"""
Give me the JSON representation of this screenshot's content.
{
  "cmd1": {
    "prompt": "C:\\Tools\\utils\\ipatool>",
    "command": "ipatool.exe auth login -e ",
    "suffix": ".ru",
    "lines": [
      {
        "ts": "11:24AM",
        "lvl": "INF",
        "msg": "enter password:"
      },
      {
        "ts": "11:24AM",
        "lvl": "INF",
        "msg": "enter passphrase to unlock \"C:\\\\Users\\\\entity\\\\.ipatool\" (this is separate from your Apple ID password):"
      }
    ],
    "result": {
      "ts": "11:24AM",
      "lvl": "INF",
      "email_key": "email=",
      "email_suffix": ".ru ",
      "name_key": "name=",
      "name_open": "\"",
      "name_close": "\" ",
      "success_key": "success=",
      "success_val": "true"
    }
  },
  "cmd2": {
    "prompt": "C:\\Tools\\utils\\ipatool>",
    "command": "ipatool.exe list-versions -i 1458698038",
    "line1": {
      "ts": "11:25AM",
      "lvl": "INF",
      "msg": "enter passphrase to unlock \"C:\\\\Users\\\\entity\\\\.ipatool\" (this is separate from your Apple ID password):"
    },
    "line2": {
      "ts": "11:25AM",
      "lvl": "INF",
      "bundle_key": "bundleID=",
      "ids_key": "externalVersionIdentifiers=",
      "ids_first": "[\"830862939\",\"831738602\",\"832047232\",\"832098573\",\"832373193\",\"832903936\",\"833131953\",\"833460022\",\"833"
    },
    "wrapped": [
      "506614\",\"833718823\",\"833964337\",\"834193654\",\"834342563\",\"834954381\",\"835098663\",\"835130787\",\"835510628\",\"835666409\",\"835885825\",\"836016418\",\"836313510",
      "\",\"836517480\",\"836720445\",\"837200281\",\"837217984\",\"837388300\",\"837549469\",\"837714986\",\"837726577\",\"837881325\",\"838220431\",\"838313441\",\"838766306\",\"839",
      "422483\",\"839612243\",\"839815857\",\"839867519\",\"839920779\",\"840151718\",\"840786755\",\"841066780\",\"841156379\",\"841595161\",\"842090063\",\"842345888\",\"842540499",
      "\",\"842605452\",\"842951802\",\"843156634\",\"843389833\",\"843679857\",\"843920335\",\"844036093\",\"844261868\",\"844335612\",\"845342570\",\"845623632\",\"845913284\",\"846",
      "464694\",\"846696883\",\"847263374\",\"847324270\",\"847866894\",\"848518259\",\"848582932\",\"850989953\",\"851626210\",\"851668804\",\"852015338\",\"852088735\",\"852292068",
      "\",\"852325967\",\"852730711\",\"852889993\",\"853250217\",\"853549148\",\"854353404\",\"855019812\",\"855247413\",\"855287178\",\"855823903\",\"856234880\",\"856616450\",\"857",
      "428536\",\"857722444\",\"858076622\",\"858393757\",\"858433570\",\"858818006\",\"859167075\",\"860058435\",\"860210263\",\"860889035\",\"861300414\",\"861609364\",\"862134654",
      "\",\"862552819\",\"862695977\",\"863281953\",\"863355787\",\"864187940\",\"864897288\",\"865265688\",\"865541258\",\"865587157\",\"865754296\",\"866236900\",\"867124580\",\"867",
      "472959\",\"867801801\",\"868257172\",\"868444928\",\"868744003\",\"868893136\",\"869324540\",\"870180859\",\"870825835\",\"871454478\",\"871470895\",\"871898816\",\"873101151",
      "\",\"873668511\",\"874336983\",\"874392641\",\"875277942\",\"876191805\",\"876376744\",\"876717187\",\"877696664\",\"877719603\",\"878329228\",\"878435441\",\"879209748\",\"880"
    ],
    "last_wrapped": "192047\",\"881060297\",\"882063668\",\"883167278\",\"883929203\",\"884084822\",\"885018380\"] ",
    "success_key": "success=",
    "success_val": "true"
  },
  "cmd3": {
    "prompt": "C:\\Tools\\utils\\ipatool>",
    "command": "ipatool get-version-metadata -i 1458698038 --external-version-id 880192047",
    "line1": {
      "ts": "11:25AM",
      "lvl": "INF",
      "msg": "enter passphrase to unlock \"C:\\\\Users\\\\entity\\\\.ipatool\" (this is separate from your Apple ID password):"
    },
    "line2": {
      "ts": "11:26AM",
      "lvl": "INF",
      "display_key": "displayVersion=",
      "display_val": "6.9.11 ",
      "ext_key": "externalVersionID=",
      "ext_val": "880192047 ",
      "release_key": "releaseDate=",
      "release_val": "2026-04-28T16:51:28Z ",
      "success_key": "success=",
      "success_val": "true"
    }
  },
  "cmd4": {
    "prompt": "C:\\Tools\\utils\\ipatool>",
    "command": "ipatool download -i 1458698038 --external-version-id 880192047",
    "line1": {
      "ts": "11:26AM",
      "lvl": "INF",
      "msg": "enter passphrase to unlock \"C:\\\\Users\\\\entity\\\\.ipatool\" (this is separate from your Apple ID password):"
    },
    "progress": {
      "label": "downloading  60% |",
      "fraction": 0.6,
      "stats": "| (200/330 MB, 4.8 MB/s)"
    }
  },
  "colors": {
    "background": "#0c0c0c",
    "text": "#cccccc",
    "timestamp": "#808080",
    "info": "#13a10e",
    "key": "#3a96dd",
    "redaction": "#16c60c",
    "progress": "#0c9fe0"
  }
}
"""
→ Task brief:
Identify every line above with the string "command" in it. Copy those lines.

→ Reply to the task:
    "command": "ipatool.exe auth login -e ",
    "command": "ipatool.exe list-versions -i 1458698038",
    "command": "ipatool get-version-metadata -i 1458698038 --external-version-id 880192047",
    "command": "ipatool download -i 1458698038 --external-version-id 880192047",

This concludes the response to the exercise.